You may not think that the UK’s weather is conducive to solar energy. However, there are currently an estimated 1.5 million homes in the UK with solar panels. And as technology makes it easier to convert the sun’s rays into electricity, so the numbers continue to grow.

Solar panels are made from layers of semi-conducting material, usually silicon. When sunlight hits the cells across the panel, an electric field is created. The stronger the sunshine, the more electricity is produced. 

The benefits are clear. After installation, the electricity you create for your home is essentially free, and you can sell up to half the electricity you produce back into the grid. And not only do you save money, you’re also reducing your carbon footprint by an average of 1.3 to 1.6 tonnes of carbon per year.

You don’t always have to splash out to save energy. Here are cost-effective ways to quickly become more energy efficient. 

Change suppliers

 

Energy suppliers have a habit of hiking up prices and hoping customers don’t notice. But the growth of third-party companies whose sole aim is to find you the best deal makes it easier than ever to find the supplier who will offer you the best deal. 

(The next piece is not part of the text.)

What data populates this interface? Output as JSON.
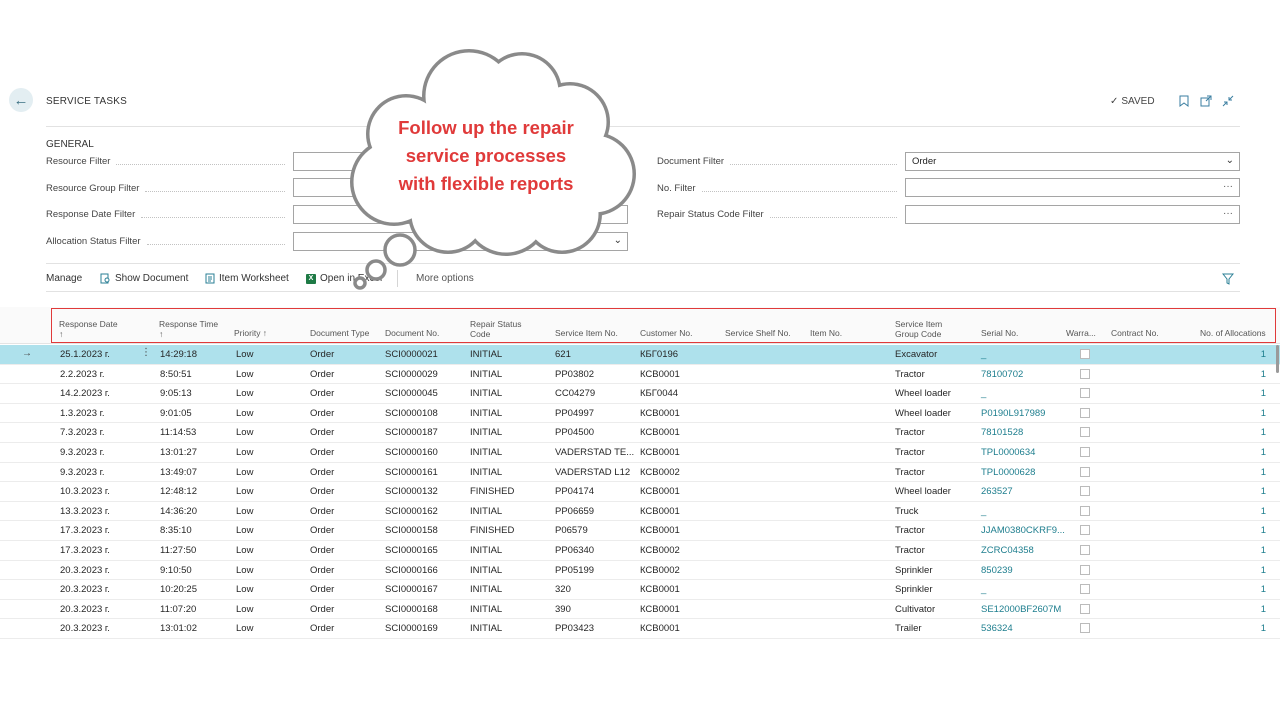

These companies will typically scour the market for the best tarifs, and automatically move your account to the lowest provider. And because they take into account any exit fees or charges for leaving early, you’re guaranteed to be quids in. 

Light bulbs 

Moving to more energy-efficient light bulbs is a simple step, and one that can help you save both energy and money. The two best options are:

  1. Compact fluorescent lamps (CFLs), which use about a quarter of the energy of traditional incandescent bulbs and can last up to ten times as long. 
  2. Light emitting diodes (LEDs), which are becoming more popular in homes as well as in outdoor settings. LEDs also use only a quarter of the energy of incandescent bulbs, and can last up to 25 times longer.

Unplug anything you’re not using!

The average home contains 40 items that are draining power, even when not in use or sitting idle waiting to be used. It’s a phenomenon called vampire power or phantom power, and can make up about 10% of your annual energy bill. Across all UK households, that amounts to a whopping £470 million.  

Likely culprits are appliances with remote controls – your TV, DVD player etc – as well as laptops and mobile phones. The solution is remarkably easy: simply switch things off when you’re not using them. So turn appliances off at the mains, unplug chargers when devices are fully charged, and don’t leave appliances sitting on standby if you’re not going to use them anytime soon. 

Spending a bit of mental energy focusing on reducing your home’s energy consumption can result in smaller bills, a greener home, and more cash in your pocket.